I know that most of the time, life abroad seems glamorous and fun. Although it can be those things, it is also difficult and trying. It takes perseverance, patience and a strong will to adjust to a completely new culture. When you move to a new country, you feel very far away from your “comfort zone”. I always think about how I miss my Dad’s home cooked meals when I am biting into something unknown at lunch. Or after I’ve had a bad day, I wish I could cuddle up with my Mom on our couch at home. Although I miss this type of comfort every day, I know that this is a test for me. I am meant to grow and learn from this experience. Soon, I will find comfort here.
That is mostly what has gotten me through the past week. Each day I try to do a little something to help myself. I’ve taken a few walks through my town to explore Algeciras. One day I treated myself to gelato, and another day I bought a new dress. I am learning the routine of my family and their kids. I have even attempted (and mostly failed) to communicate in the lunchroom with the other teachers. But the point is that I’m trying.
I don’t want anyone to worry about me because I am doing fine. But I think this post was important to share with you all. I want you all to know that my life is a fun adventure here, but it is a difficult one nonetheless.
I think there is some quote (I cannot recall now), that says: While traveling, if you don’t say to yourself, “what the hell have I gotten myself into” at least once, you’re doing it wrong. I can truly relate to this quote. Honestly 90% of my day I ask myself that. But I understand that this is all just a process (like any change in life).
I have a few things to look forward to that are also helping me. This weekend, my host family is taking me with them to their beach house in Sanlucar de Barrameda. Hopefully a little downtime spent by the sea will help me to relax. Also, Mark’s brother (Matt) is coming to visit in a few weeks and I will be able to spend sometime in Sevilla with them both. I think it will be really nice to have someone from home visit & I can’t wait to see Matt. At the end of November, Mark and I will be spending a weekend in Paris (one of my absolute favorite places) and I am excited to stroll the Parisian streets again and watch the Eiffel Tower light show with him.

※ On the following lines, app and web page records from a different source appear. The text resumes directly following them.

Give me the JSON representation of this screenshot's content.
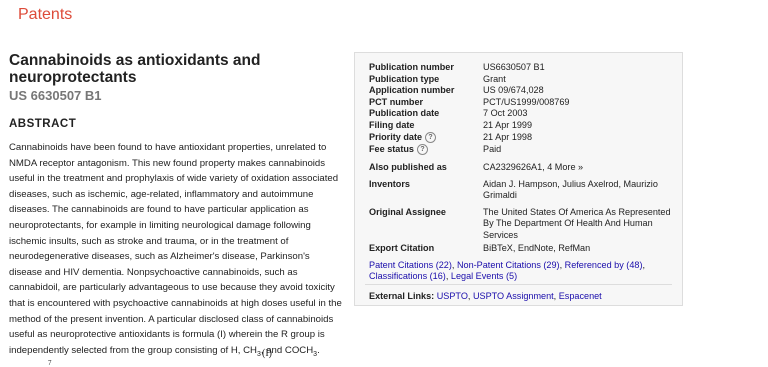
{
  "header": {
    "brand": "Patents"
  },
  "patent": {
    "title": "Cannabinoids as antioxidants and neuroprotectants",
    "number": "US 6630507 B1"
  },
  "abstract": {
    "heading": "ABSTRACT",
    "text": "Cannabinoids have been found to have antioxidant properties, unrelated to NMDA receptor antagonism. This new found property makes cannabinoids useful in the treatment and prophylaxis of wide variety of oxidation associated diseases, such as ischemic, age-related, inflammatory and autoimmune diseases. The cannabinoids are found to have particular application as neuroprotectants, for example in limiting neurological damage following ischemic insults, such as stroke and trauma, or in the treatment of neurodegenerative diseases, such as Alzheimer's disease, Parkinson's disease and HIV dementia. Nonpsychoactive cannabinoids, such as cannabidoil, are particularly advantageous to use because they avoid toxicity that is encountered with psychoactive cannabinoids at high doses useful in the method of the present invention. A particular disclosed class of cannabinoids useful as neuroprotective antioxidants is formula (I) wherein the R group is independently selected from the group consisting of H, CH",
    "sub1": "3",
    "mid": ", and COCH",
    "sub2": "3",
    "end": ".",
    "formula_label": "(I)",
    "formula_num": "7"
  },
  "meta": {
    "publication_number": {
      "label": "Publication number",
      "value": "US6630507 B1"
    },
    "publication_type": {
      "label": "Publication type",
      "value": "Grant"
    },
    "application_number": {
      "label": "Application number",
      "value": "US 09/674,028"
    },
    "pct_number": {
      "label": "PCT number",
      "value": "PCT/US1999/008769"
    },
    "publication_date": {
      "label": "Publication date",
      "value": "7 Oct 2003"
    },
    "filing_date": {
      "label": "Filing date",
      "value": "21 Apr 1999"
    },
    "priority_date": {
      "label": "Priority date",
      "value": "21 Apr 1998"
    },
    "fee_status": {
      "label": "Fee status",
      "value": "Paid"
    },
    "also_published": {
      "label": "Also published as",
      "value": "CA2329626A1, 4 More »"
    },
    "inventors": {
      "label": "Inventors",
      "value": "Aidan J. Hampson, Julius Axelrod, Maurizio Grimaldi"
    },
    "assignee": {
      "label": "Original Assignee",
      "value": "The United States Of America As Represented By The Department Of Health And Human Services"
    },
    "export": {
      "label": "Export Citation",
      "value": "BiBTeX, EndNote, RefMan"
    },
    "help_glyph": "?"
  },
  "citations": {
    "patent": "Patent Citations (22)",
    "non_patent": "Non-Patent Citations (29)",
    "referenced": "Referenced by (48)",
    "classifications": "Classifications (16)",
    "legal": "Legal Events (5)",
    "sep": ", "
  },
  "external": {
    "label": "External Links:",
    "uspto": "USPTO",
    "assignment": "USPTO Assignment",
    "espacenet": "Espacenet",
    "sep": ", "
  }
}
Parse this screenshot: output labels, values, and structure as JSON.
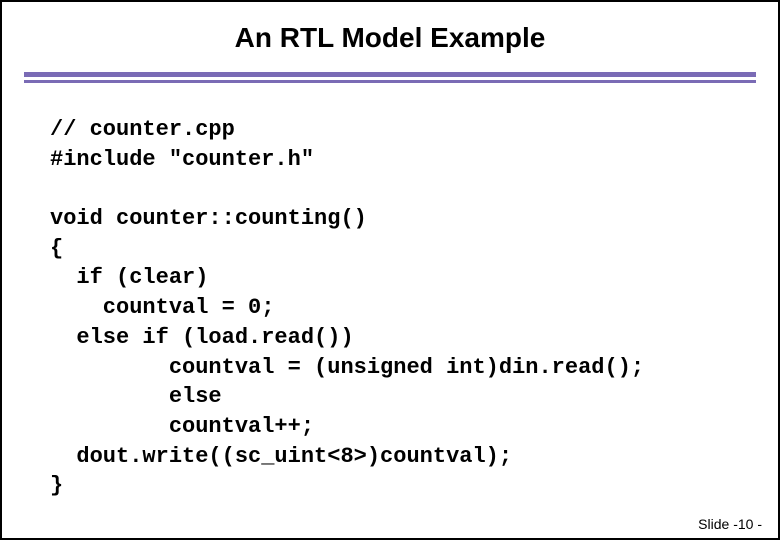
{
  "title": "An RTL Model Example",
  "code_lines": [
    "// counter.cpp",
    "#include \"counter.h\"",
    "",
    "void counter::counting()",
    "{",
    "  if (clear)",
    "    countval = 0;",
    "  else if (load.read())",
    "         countval = (unsigned int)din.read();",
    "         else",
    "         countval++;",
    "  dout.write((sc_uint<8>)countval);",
    "}"
  ],
  "footer_prefix": "Slide -",
  "footer_number": "10",
  "footer_suffix": " -"
}
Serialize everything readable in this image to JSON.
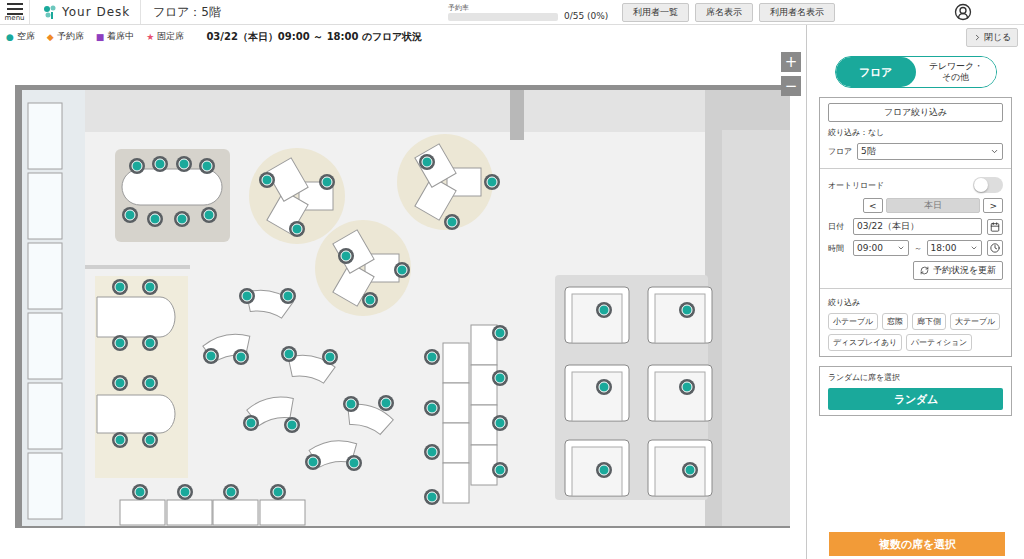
{
  "header": {
    "menu_label": "menu",
    "logo": "Your Desk",
    "floor_title": "フロア：5階",
    "rate": {
      "label": "予約率",
      "level": 0,
      "reading": "0/55 (0%)"
    },
    "buttons": [
      {
        "label": "利用者一覧"
      },
      {
        "label": "席名表示"
      },
      {
        "label": "利用者名表示"
      }
    ]
  },
  "legend": [
    {
      "symbol": "●",
      "label": "空席",
      "color": "#1aa99b"
    },
    {
      "symbol": "◆",
      "label": "予約席",
      "color": "#f08a24"
    },
    {
      "symbol": "■",
      "label": "着席中",
      "color": "#8e3fbf"
    },
    {
      "symbol": "★",
      "label": "固定席",
      "color": "#e8506e"
    }
  ],
  "status_text": "03/22（本日）09:00 ～ 18:00 のフロア状況",
  "zoom": [
    "+",
    "−"
  ],
  "floor": {
    "seats": [
      {
        "color": "#1aa99b"
      },
      {
        "color": "#1aa99b"
      },
      {
        "color": "#1aa99b"
      },
      {
        "color": "#1aa99b"
      },
      {
        "color": "#1aa99b"
      },
      {
        "color": "#1aa99b"
      },
      {
        "color": "#1aa99b"
      },
      {
        "color": "#1aa99b"
      },
      {
        "color": "#1aa99b"
      },
      {
        "color": "#1aa99b"
      },
      {
        "color": "#1aa99b"
      },
      {
        "color": "#1aa99b"
      },
      {
        "color": "#1aa99b"
      },
      {
        "color": "#1aa99b"
      },
      {
        "color": "#1aa99b"
      },
      {
        "color": "#1aa99b"
      },
      {
        "color": "#1aa99b"
      },
      {
        "color": "#1aa99b"
      },
      {
        "color": "#1aa99b"
      },
      {
        "color": "#1aa99b"
      },
      {
        "color": "#1aa99b"
      },
      {
        "color": "#1aa99b"
      },
      {
        "color": "#1aa99b"
      },
      {
        "color": "#1aa99b"
      },
      {
        "color": "#1aa99b"
      },
      {
        "color": "#1aa99b"
      },
      {
        "color": "#1aa99b"
      },
      {
        "color": "#1aa99b"
      },
      {
        "color": "#1aa99b"
      },
      {
        "color": "#1aa99b"
      },
      {
        "color": "#1aa99b"
      },
      {
        "color": "#1aa99b"
      },
      {
        "color": "#1aa99b"
      },
      {
        "color": "#1aa99b"
      },
      {
        "color": "#1aa99b"
      },
      {
        "color": "#1aa99b"
      },
      {
        "color": "#1aa99b"
      },
      {
        "color": "#1aa99b"
      },
      {
        "color": "#1aa99b"
      },
      {
        "color": "#1aa99b"
      },
      {
        "color": "#1aa99b"
      },
      {
        "color": "#1aa99b"
      },
      {
        "color": "#1aa99b"
      },
      {
        "color": "#1aa99b"
      },
      {
        "color": "#1aa99b"
      },
      {
        "color": "#1aa99b"
      },
      {
        "color": "#1aa99b"
      },
      {
        "color": "#1aa99b"
      },
      {
        "color": "#1aa99b"
      },
      {
        "color": "#1aa99b"
      },
      {
        "color": "#1aa99b"
      },
      {
        "color": "#1aa99b"
      },
      {
        "color": "#1aa99b"
      },
      {
        "color": "#1aa99b"
      },
      {
        "color": "#1aa99b"
      }
    ]
  },
  "panel": {
    "close": "閉じる",
    "tabs": [
      {
        "label": "フロア",
        "selected": true
      },
      {
        "label": "テレワーク・その他",
        "selected": false
      }
    ],
    "filter_button": "フロア絞り込み",
    "filter_status": "絞り込み：なし",
    "floor_field": {
      "label": "フロア",
      "value": "5階"
    },
    "auto_reload": {
      "label": "オートリロード",
      "on": false
    },
    "date_nav": {
      "prev": "<",
      "today": "本日",
      "next": ">",
      "today_disabled": true
    },
    "date_field": {
      "label": "日付",
      "value": "03/22（本日）"
    },
    "time_field": {
      "label": "時間",
      "start": "09:00",
      "separator": "～",
      "end": "18:00"
    },
    "refresh_button": "予約状況を更新",
    "tags_label": "絞り込み",
    "tags": [
      {
        "label": "小テーブル",
        "selected": false
      },
      {
        "label": "窓際",
        "selected": false
      },
      {
        "label": "廊下側",
        "selected": false
      },
      {
        "label": "大テーブル",
        "selected": false
      },
      {
        "label": "ディスプレイあり",
        "selected": false
      },
      {
        "label": "パーティション",
        "selected": false
      }
    ],
    "random": {
      "title": "ランダムに席を選択",
      "button": "ランダム"
    },
    "multi_button": "複数の席を選択"
  }
}
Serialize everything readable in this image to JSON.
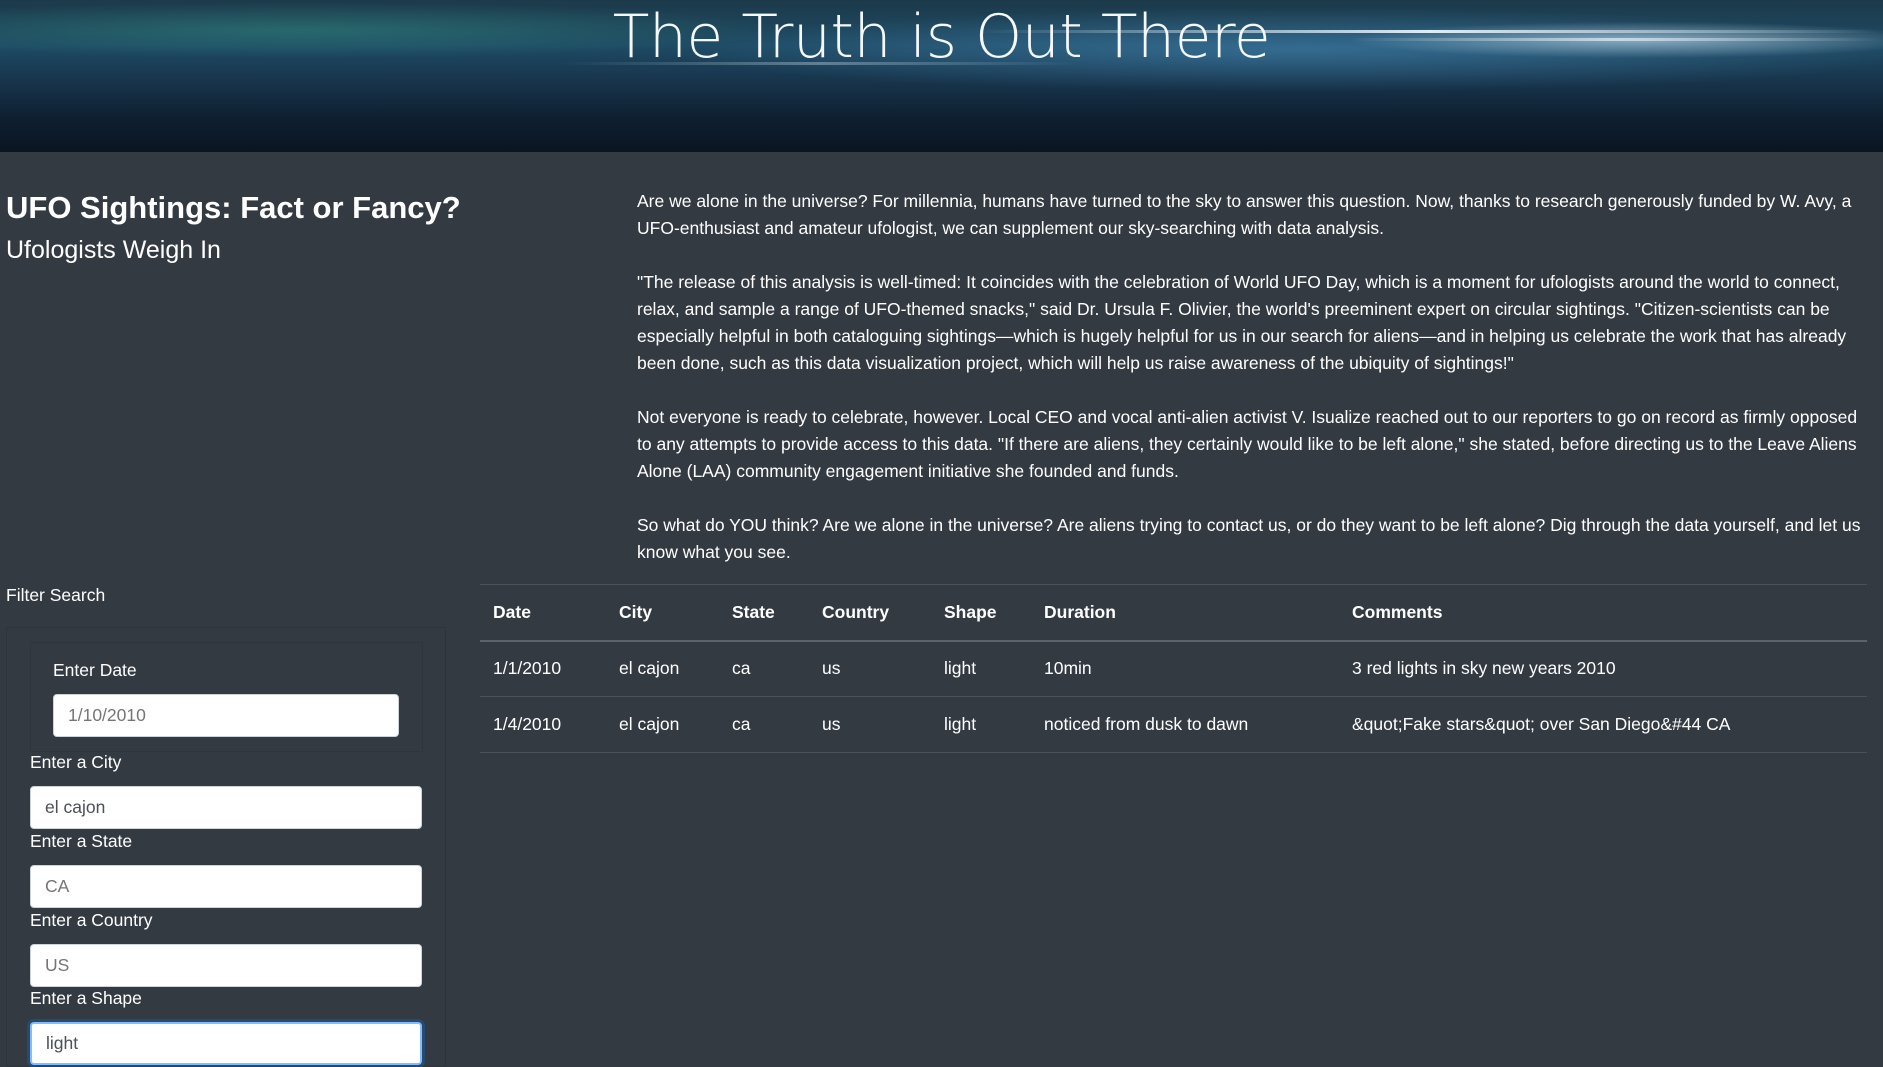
{
  "header": {
    "title": "The Truth is Out There"
  },
  "heading": {
    "main": "UFO Sightings: Fact or Fancy?",
    "sub": "Ufologists Weigh In"
  },
  "article": {
    "paragraphs": [
      "Are we alone in the universe? For millennia, humans have turned to the sky to answer this question. Now, thanks to research generously funded by W. Avy, a UFO-enthusiast and amateur ufologist, we can supplement our sky-searching with data analysis.",
      "\"The release of this analysis is well-timed: It coincides with the celebration of World UFO Day, which is a moment for ufologists around the world to connect, relax, and sample a range of UFO-themed snacks,\" said Dr. Ursula F. Olivier, the world's preeminent expert on circular sightings. \"Citizen-scientists can be especially helpful in both cataloguing sightings—which is hugely helpful for us in our search for aliens—and in helping us celebrate the work that has already been done, such as this data visualization project, which will help us raise awareness of the ubiquity of sightings!\"",
      "Not everyone is ready to celebrate, however. Local CEO and vocal anti-alien activist V. Isualize reached out to our reporters to go on record as firmly opposed to any attempts to provide access to this data. \"If there are aliens, they certainly would like to be left alone,\" she stated, before directing us to the Leave Aliens Alone (LAA) community engagement initiative she founded and funds.",
      "So what do YOU think? Are we alone in the universe? Are aliens trying to contact us, or do they want to be left alone? Dig through the data yourself, and let us know what you see."
    ]
  },
  "filters": {
    "title": "Filter Search",
    "date": {
      "label": "Enter Date",
      "placeholder": "1/10/2010",
      "value": ""
    },
    "city": {
      "label": "Enter a City",
      "placeholder": "",
      "value": "el cajon"
    },
    "state": {
      "label": "Enter a State",
      "placeholder": "CA",
      "value": ""
    },
    "country": {
      "label": "Enter a Country",
      "placeholder": "US",
      "value": ""
    },
    "shape": {
      "label": "Enter a Shape",
      "placeholder": "",
      "value": "light"
    }
  },
  "table": {
    "headers": [
      "Date",
      "City",
      "State",
      "Country",
      "Shape",
      "Duration",
      "Comments"
    ],
    "rows": [
      [
        "1/1/2010",
        "el cajon",
        "ca",
        "us",
        "light",
        "10min",
        "3 red lights in sky new years 2010"
      ],
      [
        "1/4/2010",
        "el cajon",
        "ca",
        "us",
        "light",
        "noticed from dusk to dawn",
        "&quot;Fake stars&quot; over San Diego&#44 CA"
      ]
    ]
  }
}
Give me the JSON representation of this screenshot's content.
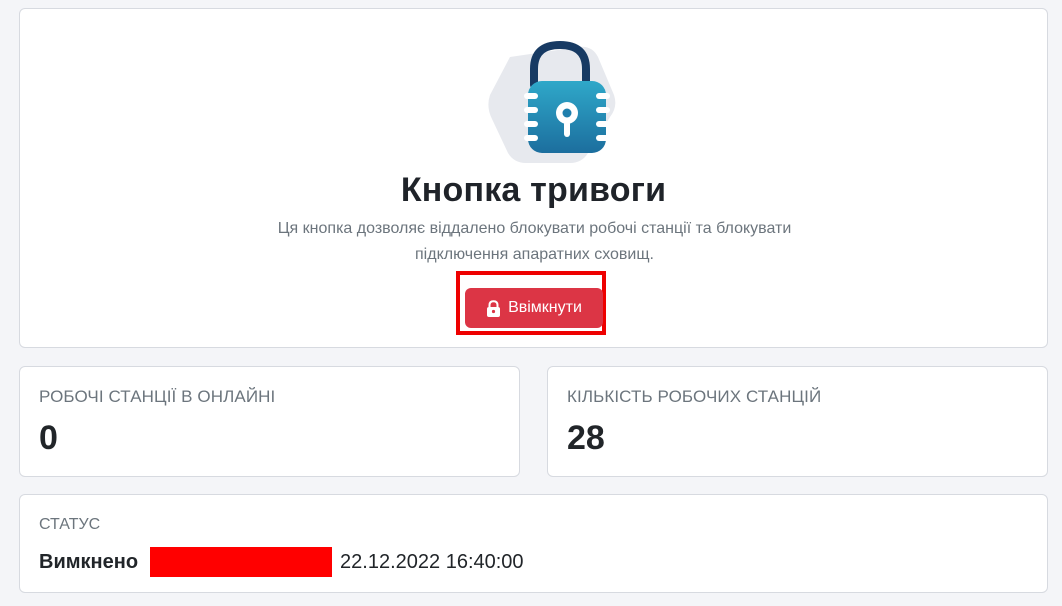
{
  "panic": {
    "title": "Кнопка тривоги",
    "description": "Ця кнопка дозволяє віддалено блокувати робочі станції та блокувати підключення апаратних сховищ.",
    "button_label": "Ввімкнути",
    "button_color": "#dc3545",
    "illustration_icon": "padlock-icon",
    "button_icon": "lock-icon"
  },
  "stats": {
    "online_label": "Робочі станції в онлайні",
    "online_value": "0",
    "total_label": "Кількість робочих станцій",
    "total_value": "28"
  },
  "status": {
    "label": "Статус",
    "state": "Вимкнено",
    "timestamp": "22.12.2022 16:40:00"
  },
  "colors": {
    "page_background": "#f4f5f8",
    "card_background": "#ffffff",
    "highlight_border": "#ee0000",
    "redaction": "#ff0000",
    "muted_text": "#6c757d"
  }
}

And… at the beginning of December we are going to Germany for a long weekend to see a few Christmas markets (and eat a lot of German chocolate / drink a lot of German beer). I can’t wait!!
I promise to keep you posted on how I continue to adjust. The next blog post I am working on is one about my school (and how different it is from the United States), so stay tuned!
Lots of love to you all! -Amanda